[What you are asked to do]:
Would you return the material below exactly, with no line left out?

[Records for the task]:
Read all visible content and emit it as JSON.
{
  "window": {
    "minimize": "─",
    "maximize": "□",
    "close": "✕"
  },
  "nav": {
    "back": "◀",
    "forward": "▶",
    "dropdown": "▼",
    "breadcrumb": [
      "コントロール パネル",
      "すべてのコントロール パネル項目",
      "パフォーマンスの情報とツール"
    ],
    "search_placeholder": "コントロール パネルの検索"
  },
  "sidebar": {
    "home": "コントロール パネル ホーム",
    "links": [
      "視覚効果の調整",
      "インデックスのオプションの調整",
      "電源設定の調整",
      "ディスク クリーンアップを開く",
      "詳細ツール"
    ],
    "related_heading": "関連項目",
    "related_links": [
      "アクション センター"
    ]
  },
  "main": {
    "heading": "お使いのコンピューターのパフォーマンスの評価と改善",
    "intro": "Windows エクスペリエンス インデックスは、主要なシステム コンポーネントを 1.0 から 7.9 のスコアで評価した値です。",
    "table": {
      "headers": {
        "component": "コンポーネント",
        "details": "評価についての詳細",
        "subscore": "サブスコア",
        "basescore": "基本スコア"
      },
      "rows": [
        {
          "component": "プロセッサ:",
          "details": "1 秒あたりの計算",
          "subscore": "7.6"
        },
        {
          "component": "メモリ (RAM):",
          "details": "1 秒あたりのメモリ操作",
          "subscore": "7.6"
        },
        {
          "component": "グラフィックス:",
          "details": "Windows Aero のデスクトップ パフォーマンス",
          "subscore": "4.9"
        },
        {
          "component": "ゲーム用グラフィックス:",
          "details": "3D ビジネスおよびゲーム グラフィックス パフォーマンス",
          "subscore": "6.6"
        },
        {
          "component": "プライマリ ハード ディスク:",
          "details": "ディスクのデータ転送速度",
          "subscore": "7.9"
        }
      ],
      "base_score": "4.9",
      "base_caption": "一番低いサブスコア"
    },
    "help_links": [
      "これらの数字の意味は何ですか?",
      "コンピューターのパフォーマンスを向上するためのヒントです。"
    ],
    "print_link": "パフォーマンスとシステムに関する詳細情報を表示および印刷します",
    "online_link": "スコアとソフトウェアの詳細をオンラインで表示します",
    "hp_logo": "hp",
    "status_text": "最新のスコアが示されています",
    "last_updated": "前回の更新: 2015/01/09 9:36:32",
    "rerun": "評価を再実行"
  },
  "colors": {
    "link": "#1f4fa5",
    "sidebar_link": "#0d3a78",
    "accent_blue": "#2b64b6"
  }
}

[Solution for this task]:
Read all visible content and emit it as JSON.
{
  "window": {
    "minimize": "─",
    "maximize": "□",
    "close": "✕"
  },
  "nav": {
    "back": "◀",
    "forward": "▶",
    "dropdown": "▼",
    "breadcrumb": [
      "コントロール パネル",
      "すべてのコントロール パネル項目",
      "パフォーマンスの情報とツール"
    ],
    "search_placeholder": "コントロール パネルの検索"
  },
  "sidebar": {
    "home": "コントロール パネル ホーム",
    "links": [
      "視覚効果の調整",
      "インデックスのオプションの調整",
      "電源設定の調整",
      "ディスク クリーンアップを開く",
      "詳細ツール"
    ],
    "related_heading": "関連項目",
    "related_links": [
      "アクション センター"
    ]
  },
  "main": {
    "heading": "お使いのコンピューターのパフォーマンスの評価と改善",
    "intro": "Windows エクスペリエンス インデックスは、主要なシステム コンポーネントを 1.0 から 7.9 のスコアで評価した値です。",
    "table": {
      "headers": {
        "component": "コンポーネント",
        "details": "評価についての詳細",
        "subscore": "サブスコア",
        "basescore": "基本スコア"
      },
      "rows": [
        {
          "component": "プロセッサ:",
          "details": "1 秒あたりの計算",
          "subscore": "7.6"
        },
        {
          "component": "メモリ (RAM):",
          "details": "1 秒あたりのメモリ操作",
          "subscore": "7.6"
        },
        {
          "component": "グラフィックス:",
          "details": "Windows Aero のデスクトップ パフォーマンス",
          "subscore": "4.9"
        },
        {
          "component": "ゲーム用グラフィックス:",
          "details": "3D ビジネスおよびゲーム グラフィックス パフォーマンス",
          "subscore": "6.6"
        },
        {
          "component": "プライマリ ハード ディスク:",
          "details": "ディスクのデータ転送速度",
          "subscore": "7.9"
        }
      ],
      "base_score": "4.9",
      "base_caption": "一番低いサブスコア"
    },
    "help_links": [
      "これらの数字の意味は何ですか?",
      "コンピューターのパフォーマンスを向上するためのヒントです。"
    ],
    "print_link": "パフォーマンスとシステムに関する詳細情報を表示および印刷します",
    "online_link": "スコアとソフトウェアの詳細をオンラインで表示します",
    "hp_logo": "hp",
    "status_text": "最新のスコアが示されています",
    "last_updated": "前回の更新: 2015/01/09 9:36:32",
    "rerun": "評価を再実行"
  },
  "colors": {
    "link": "#1f4fa5",
    "sidebar_link": "#0d3a78",
    "accent_blue": "#2b64b6"
  }
}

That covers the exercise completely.